== Segment start ==
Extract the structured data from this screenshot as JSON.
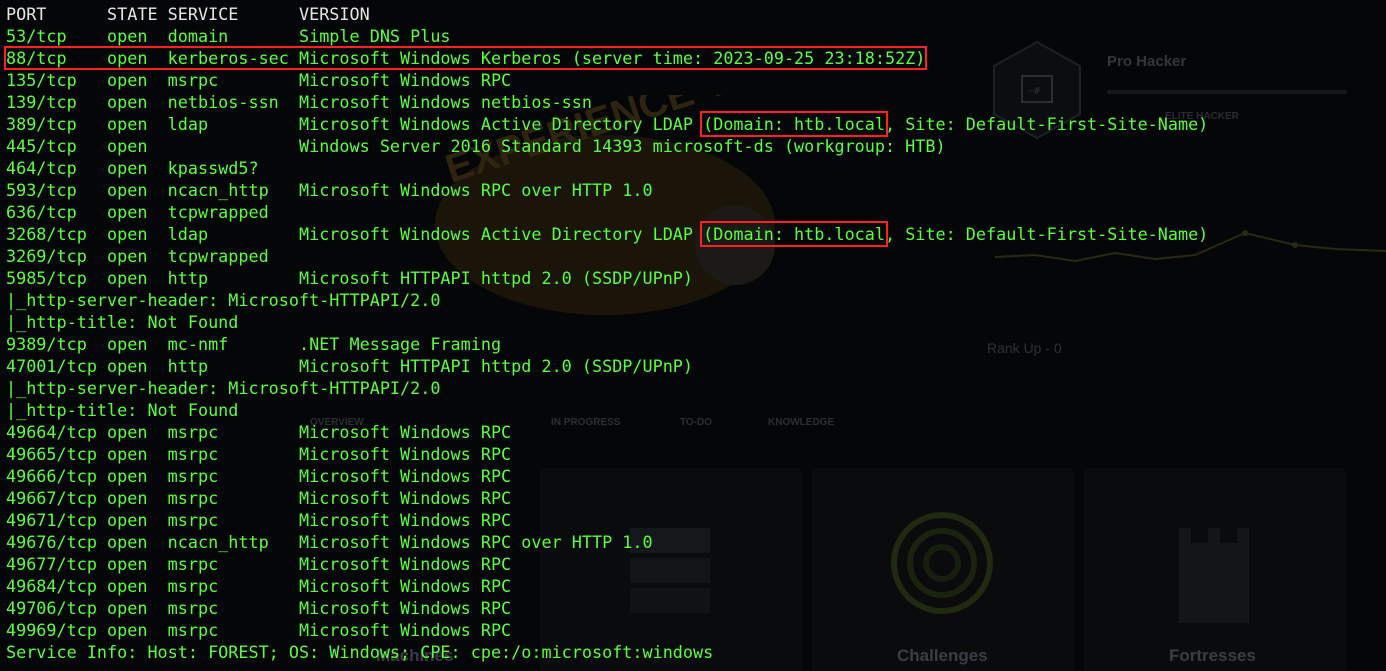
{
  "background": {
    "profile_name": "Pro Hacker",
    "profile_rank": "ELITE HACKER",
    "rank_up": "Rank Up - 0",
    "tabs": [
      "OVERVIEW",
      "IN PROGRESS",
      "TO-DO",
      "KNOWLEDGE"
    ],
    "cards": [
      "Machines",
      "Challenges",
      "Fortresses"
    ],
    "hex_icon": "~#",
    "banner": "EXPERIENCE VIP"
  },
  "terminal": {
    "header": "PORT      STATE SERVICE      VERSION",
    "lines": [
      "53/tcp    open  domain       Simple DNS Plus",
      "88/tcp    open  kerberos-sec Microsoft Windows Kerberos (server time: 2023-09-25 23:18:52Z)",
      "135/tcp   open  msrpc        Microsoft Windows RPC",
      "139/tcp   open  netbios-ssn  Microsoft Windows netbios-ssn",
      "389/tcp   open  ldap         Microsoft Windows Active Directory LDAP ",
      "445/tcp   open               Windows Server 2016 Standard 14393 microsoft-ds (workgroup: HTB)",
      "464/tcp   open  kpasswd5?",
      "593/tcp   open  ncacn_http   Microsoft Windows RPC over HTTP 1.0",
      "636/tcp   open  tcpwrapped",
      "3268/tcp  open  ldap         Microsoft Windows Active Directory LDAP ",
      "3269/tcp  open  tcpwrapped",
      "5985/tcp  open  http         Microsoft HTTPAPI httpd 2.0 (SSDP/UPnP)",
      "|_http-server-header: Microsoft-HTTPAPI/2.0",
      "|_http-title: Not Found",
      "9389/tcp  open  mc-nmf       .NET Message Framing",
      "47001/tcp open  http         Microsoft HTTPAPI httpd 2.0 (SSDP/UPnP)",
      "|_http-server-header: Microsoft-HTTPAPI/2.0",
      "|_http-title: Not Found",
      "49664/tcp open  msrpc        Microsoft Windows RPC",
      "49665/tcp open  msrpc        Microsoft Windows RPC",
      "49666/tcp open  msrpc        Microsoft Windows RPC",
      "49667/tcp open  msrpc        Microsoft Windows RPC",
      "49671/tcp open  msrpc        Microsoft Windows RPC",
      "49676/tcp open  ncacn_http   Microsoft Windows RPC over HTTP 1.0",
      "49677/tcp open  msrpc        Microsoft Windows RPC",
      "49684/tcp open  msrpc        Microsoft Windows RPC",
      "49706/tcp open  msrpc        Microsoft Windows RPC",
      "49969/tcp open  msrpc        Microsoft Windows RPC",
      "Service Info: Host: FOREST; OS: Windows; CPE: cpe:/o:microsoft:windows"
    ],
    "ldap_domain": "(Domain: htb.local",
    "ldap_site": ", Site: Default-First-Site-Name)"
  },
  "colors": {
    "terminal_text": "#58ff3a",
    "header_text": "#e6e6e6",
    "highlight_box": "#ff2020",
    "background": "#000000"
  }
}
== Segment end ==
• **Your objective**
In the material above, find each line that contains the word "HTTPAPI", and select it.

• **Answer below**
      "5985/tcp  open  http         Microsoft HTTPAPI httpd 2.0 (SSDP/UPnP)",
      "|_http-server-header: Microsoft-HTTPAPI/2.0",
      "47001/tcp open  http         Microsoft HTTPAPI httpd 2.0 (SSDP/UPnP)",
      "|_http-server-header: Microsoft-HTTPAPI/2.0",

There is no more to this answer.